> _Excerpts from a dataset_:
------------------------------------------------------------------------

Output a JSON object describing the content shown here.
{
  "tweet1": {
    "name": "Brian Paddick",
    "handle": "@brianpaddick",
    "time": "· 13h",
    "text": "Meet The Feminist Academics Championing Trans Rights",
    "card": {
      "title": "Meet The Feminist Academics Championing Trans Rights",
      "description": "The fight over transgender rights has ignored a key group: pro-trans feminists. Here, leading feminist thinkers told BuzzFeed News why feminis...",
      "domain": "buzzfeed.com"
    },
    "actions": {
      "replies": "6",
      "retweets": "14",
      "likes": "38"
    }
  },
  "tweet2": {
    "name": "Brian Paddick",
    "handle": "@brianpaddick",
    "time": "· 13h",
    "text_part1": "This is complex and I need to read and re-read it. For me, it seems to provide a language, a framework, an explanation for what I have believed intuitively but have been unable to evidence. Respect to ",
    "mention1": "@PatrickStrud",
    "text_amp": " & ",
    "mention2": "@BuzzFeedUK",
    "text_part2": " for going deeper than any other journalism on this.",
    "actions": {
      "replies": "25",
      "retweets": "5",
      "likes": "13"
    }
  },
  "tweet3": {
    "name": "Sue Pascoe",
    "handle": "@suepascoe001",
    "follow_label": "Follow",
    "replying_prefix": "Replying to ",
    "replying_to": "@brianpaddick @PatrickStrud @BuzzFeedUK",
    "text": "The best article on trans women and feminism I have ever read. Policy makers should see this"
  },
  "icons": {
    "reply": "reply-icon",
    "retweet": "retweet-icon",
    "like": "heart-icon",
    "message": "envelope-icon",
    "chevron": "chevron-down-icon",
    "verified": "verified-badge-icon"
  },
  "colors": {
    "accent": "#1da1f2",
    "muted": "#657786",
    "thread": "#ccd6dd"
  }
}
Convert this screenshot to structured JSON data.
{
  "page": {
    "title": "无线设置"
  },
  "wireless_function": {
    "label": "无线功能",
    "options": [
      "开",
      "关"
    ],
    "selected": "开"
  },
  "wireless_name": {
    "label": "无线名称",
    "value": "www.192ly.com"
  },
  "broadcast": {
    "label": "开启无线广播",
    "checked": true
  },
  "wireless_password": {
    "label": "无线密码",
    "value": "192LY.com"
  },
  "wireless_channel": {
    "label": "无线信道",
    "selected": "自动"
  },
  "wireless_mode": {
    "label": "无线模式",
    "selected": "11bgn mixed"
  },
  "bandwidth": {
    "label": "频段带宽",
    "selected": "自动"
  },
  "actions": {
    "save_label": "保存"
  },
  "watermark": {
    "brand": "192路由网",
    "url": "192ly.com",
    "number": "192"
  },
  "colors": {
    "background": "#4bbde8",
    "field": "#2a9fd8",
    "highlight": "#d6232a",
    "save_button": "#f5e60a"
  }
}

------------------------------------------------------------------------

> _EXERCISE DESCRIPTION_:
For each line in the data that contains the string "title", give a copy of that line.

> _RESULT OF THE EXERCISE_:
      "title": "Meet The Feminist Academics Championing Trans Rights",
    "title": "无线设置"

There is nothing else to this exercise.